Ubuntu looks at solidarity, which based on the community’s understanding of their self. Bekker says “Ubuntu is more than mere interdependence, as the identity of the self is defined in finding the other in the community” (P. 19). This organization is viewed as one and not as a group of people.
Dignity and respect are values that comes from the Ubuntu culture. This is giving credit to others. Values such as these have been seen in the African leadership to keep unity and coherence with others.
Similarities and Differences
- You need to have room to work with others, which you will be able to give criticism in a positive way.
- Put others first and work together to help achieve the goals.
- Give direction to your followers in a positive way to achieve goals.
- Guiding others in change for the better to achieve goals.
- You have to have trust in the Islamic leadership.
- The role of a servant leader is to have a long term sustenance in the company.
- African and Islamic the leaders play a role of development in the culture.
Islamic and African leaders are honest and humble in serving the creator. The difference in the two concepts is that the African cultural view is to practice servant leadership. Philosophy is Ubuntu, is with the Bantu languages in Central, East and Southern Africa. Another African culture is Harambee, which is in Kenya. Focuses on politics, which was formed when Kenya was getting their independence.
This paper is reviewing the literature as far as a servant leadership goes. Studies of servant leadership from a religious perspective was done along with a study of servant leadership from a cultural perspective. Similarities and differences were discussed as well.
As far as my point of view when reading about each of these studies when it comes to servant leadership it had positive outcomes in others along with making progress and achieving goals.
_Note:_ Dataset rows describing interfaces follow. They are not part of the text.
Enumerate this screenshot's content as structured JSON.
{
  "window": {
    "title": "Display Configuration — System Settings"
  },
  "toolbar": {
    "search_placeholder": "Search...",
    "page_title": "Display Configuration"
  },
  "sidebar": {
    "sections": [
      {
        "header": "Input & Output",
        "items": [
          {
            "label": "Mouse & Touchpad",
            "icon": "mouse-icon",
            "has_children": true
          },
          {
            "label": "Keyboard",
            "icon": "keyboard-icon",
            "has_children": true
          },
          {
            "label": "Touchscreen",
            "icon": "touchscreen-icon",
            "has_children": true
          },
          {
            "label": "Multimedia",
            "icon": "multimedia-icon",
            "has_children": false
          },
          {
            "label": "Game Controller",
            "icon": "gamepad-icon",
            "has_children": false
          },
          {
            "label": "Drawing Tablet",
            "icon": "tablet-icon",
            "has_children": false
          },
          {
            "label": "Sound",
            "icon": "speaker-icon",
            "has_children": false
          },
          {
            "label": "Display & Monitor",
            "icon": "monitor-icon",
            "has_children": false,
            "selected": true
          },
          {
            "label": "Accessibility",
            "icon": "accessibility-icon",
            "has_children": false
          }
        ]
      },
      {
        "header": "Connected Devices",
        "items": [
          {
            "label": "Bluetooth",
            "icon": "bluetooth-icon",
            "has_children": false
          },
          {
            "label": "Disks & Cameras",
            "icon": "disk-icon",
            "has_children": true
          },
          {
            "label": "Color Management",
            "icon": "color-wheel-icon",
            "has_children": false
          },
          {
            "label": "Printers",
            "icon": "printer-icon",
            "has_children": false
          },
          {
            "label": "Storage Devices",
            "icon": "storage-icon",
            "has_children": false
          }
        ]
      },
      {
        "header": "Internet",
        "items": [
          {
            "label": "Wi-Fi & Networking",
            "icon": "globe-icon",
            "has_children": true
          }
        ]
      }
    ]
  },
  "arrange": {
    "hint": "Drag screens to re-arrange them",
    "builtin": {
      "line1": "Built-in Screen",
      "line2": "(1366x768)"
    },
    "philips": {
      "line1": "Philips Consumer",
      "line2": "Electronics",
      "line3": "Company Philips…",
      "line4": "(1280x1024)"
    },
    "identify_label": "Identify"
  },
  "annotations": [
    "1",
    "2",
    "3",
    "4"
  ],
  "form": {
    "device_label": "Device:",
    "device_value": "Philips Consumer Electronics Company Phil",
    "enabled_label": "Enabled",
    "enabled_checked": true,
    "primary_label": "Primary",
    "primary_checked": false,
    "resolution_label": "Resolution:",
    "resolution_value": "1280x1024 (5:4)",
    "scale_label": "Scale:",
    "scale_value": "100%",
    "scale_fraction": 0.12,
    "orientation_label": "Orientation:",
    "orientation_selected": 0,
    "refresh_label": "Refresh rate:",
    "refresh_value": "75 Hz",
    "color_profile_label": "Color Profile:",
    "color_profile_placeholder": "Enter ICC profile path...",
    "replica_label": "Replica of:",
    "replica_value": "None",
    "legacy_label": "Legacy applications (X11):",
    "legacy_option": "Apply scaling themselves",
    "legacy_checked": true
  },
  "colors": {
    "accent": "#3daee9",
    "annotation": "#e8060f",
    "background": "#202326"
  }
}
The similarities that were talked about a servant leader talks about life in general and it has a positive outcome on the public.
- Adnan, A. (2006), A study of Islamic leadership theory and practice in K-12 Islamic school in Michigan
- from http://contentdm.lib.byu.edu/ETD/image/etd1273.pdf
- Aydin, B. & Ceyland, A., A research analysis on employee satisfaction in terms of organizational culture and spiritual leadership, International Journal of Business and Management, 2009
- Beekun, R.I. and Badawi, J., Leadership: An Islamic Perspective, 1998 Retrieved from www.teachislam.com/templates/teachislam_v2/IslamicLeadership.pdf
- Blanchard, K., The heart of a leader: Insights on the art of influence, 1999 Tulsa, OK:Honor Books